Exercise description:
Count every line in the following entries that holds the word "this". Only the number should be given.

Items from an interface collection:

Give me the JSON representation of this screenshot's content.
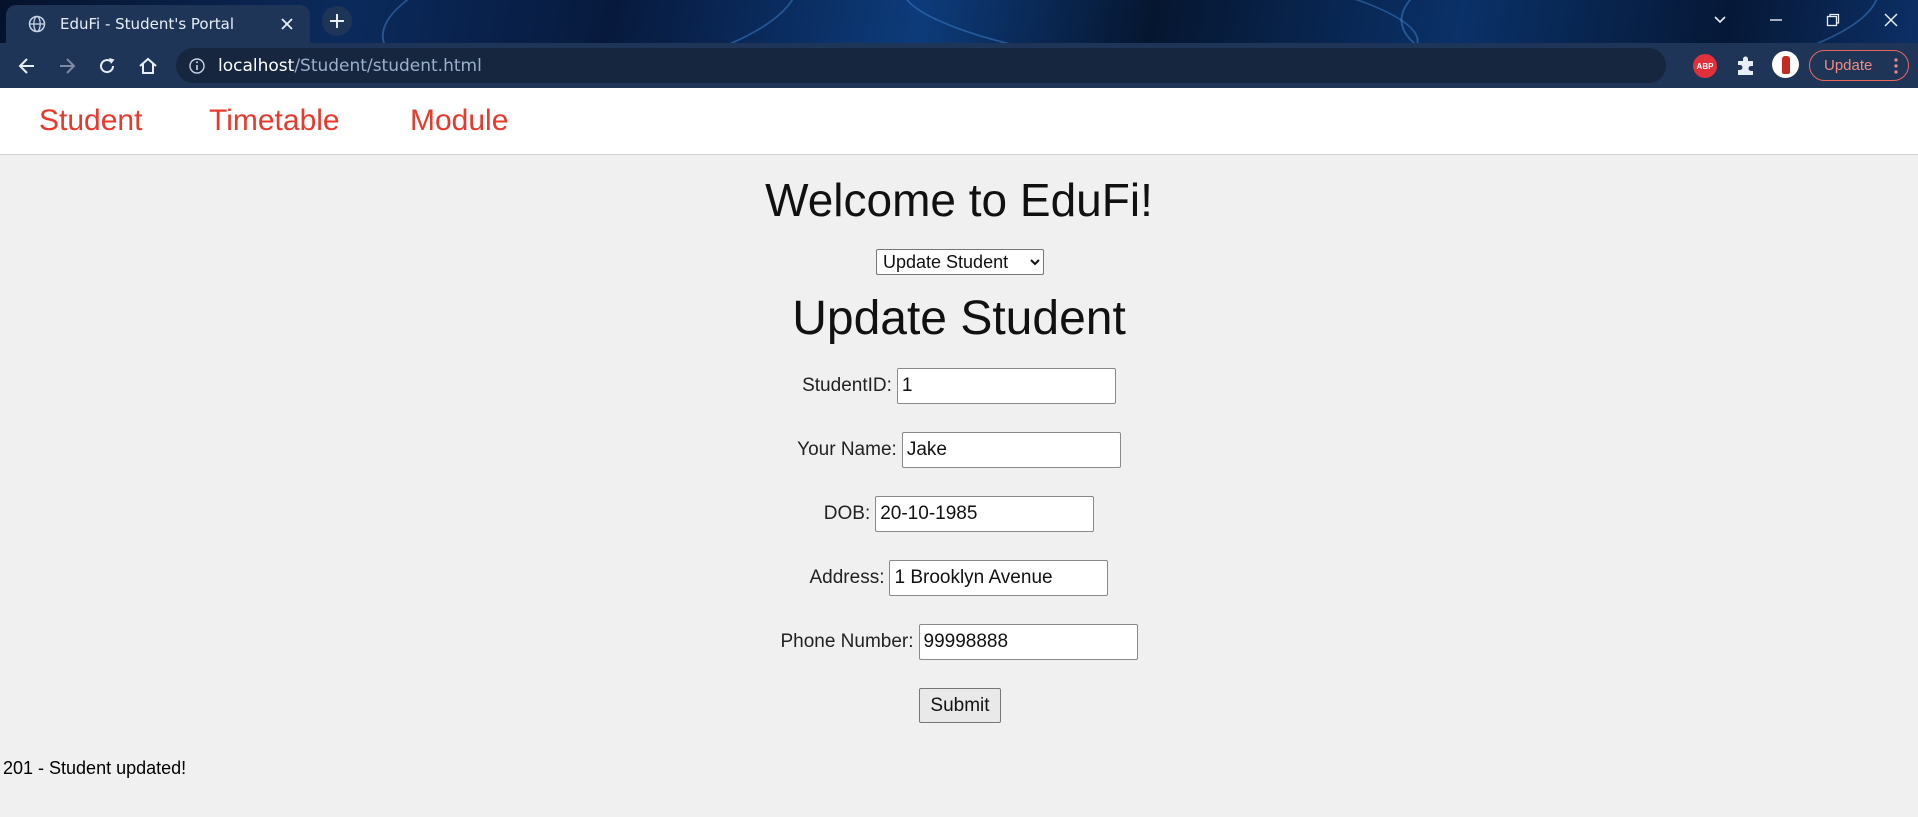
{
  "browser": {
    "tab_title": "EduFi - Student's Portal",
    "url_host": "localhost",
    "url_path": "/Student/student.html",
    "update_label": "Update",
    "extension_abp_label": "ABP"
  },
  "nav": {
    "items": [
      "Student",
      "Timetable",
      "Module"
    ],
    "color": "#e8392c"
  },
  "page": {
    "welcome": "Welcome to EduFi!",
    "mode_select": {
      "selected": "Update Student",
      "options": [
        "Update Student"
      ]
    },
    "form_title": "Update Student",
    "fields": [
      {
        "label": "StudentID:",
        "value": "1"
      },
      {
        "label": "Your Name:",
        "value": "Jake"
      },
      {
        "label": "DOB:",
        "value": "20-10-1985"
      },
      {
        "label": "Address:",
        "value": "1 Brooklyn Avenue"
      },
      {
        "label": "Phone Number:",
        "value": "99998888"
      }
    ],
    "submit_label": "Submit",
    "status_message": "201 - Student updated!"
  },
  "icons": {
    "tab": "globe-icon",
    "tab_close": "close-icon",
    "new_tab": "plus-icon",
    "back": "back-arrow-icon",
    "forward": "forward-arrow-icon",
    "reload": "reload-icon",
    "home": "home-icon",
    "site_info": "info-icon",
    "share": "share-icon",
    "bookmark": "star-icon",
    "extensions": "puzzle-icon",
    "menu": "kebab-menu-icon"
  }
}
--
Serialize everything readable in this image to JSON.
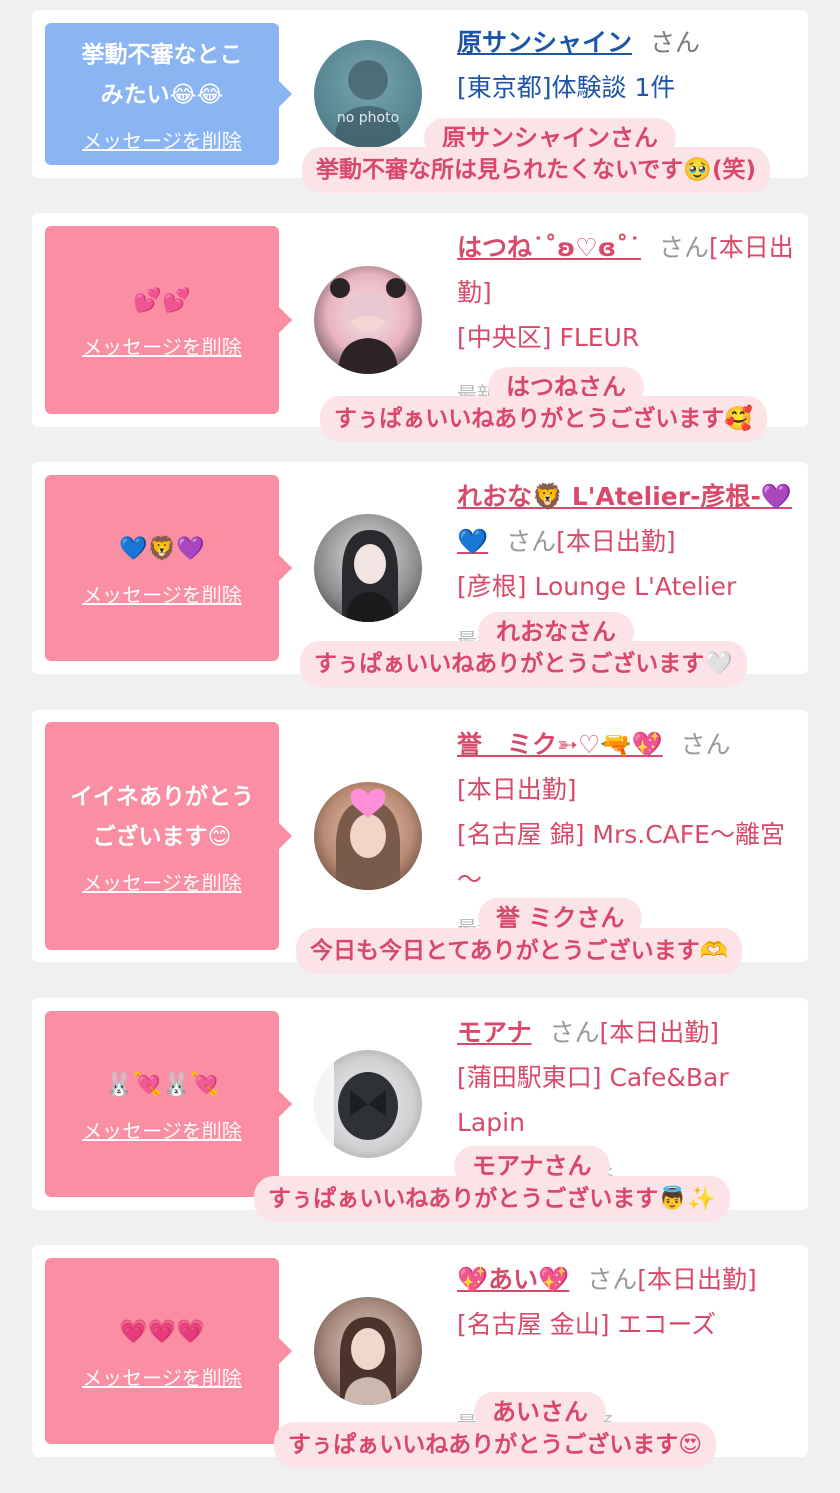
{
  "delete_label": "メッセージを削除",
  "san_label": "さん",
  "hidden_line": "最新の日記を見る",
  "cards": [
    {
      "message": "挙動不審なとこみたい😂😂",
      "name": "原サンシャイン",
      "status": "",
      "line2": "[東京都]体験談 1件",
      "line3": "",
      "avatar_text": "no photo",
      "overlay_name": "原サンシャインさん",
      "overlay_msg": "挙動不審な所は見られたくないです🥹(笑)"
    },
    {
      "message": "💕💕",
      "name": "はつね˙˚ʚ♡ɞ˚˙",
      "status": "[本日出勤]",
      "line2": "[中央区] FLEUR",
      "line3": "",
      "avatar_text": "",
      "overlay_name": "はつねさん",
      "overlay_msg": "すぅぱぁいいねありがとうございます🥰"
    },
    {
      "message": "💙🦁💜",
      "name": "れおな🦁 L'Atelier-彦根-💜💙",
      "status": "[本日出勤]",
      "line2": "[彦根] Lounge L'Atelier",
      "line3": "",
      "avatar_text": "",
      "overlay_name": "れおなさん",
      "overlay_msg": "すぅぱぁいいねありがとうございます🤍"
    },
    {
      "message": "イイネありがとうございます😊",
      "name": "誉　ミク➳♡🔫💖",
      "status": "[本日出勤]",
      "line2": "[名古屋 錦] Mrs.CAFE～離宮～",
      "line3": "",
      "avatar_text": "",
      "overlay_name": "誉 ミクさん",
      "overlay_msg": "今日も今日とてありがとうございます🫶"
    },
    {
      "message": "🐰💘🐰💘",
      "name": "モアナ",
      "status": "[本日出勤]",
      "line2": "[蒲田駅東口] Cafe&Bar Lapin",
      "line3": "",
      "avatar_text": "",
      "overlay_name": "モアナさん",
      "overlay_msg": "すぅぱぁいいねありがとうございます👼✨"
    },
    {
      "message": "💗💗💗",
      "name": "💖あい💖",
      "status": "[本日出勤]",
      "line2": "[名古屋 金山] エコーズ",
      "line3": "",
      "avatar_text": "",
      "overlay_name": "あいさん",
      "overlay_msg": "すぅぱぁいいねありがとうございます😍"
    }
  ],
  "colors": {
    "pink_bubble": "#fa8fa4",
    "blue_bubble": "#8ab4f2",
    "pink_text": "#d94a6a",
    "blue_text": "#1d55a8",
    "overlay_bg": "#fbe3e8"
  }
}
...
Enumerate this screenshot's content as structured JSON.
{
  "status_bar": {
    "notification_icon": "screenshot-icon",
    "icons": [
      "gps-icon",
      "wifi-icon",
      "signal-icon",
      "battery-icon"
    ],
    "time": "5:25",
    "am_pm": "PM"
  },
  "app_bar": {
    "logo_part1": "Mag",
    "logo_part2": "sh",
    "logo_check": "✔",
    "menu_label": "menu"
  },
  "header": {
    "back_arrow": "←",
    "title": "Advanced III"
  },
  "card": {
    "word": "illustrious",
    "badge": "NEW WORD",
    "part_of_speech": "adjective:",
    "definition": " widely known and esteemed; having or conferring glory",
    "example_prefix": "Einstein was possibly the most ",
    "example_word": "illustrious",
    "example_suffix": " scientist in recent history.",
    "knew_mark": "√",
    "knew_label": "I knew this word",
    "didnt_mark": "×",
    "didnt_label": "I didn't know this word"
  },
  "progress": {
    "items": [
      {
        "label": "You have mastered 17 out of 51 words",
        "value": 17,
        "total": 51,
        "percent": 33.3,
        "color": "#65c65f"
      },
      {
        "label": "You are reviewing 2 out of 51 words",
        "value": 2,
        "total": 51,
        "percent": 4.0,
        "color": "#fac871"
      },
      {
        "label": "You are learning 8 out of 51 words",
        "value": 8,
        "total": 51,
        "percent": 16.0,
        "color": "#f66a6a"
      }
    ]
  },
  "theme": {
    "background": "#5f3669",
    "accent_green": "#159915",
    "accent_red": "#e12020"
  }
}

Written solution:
5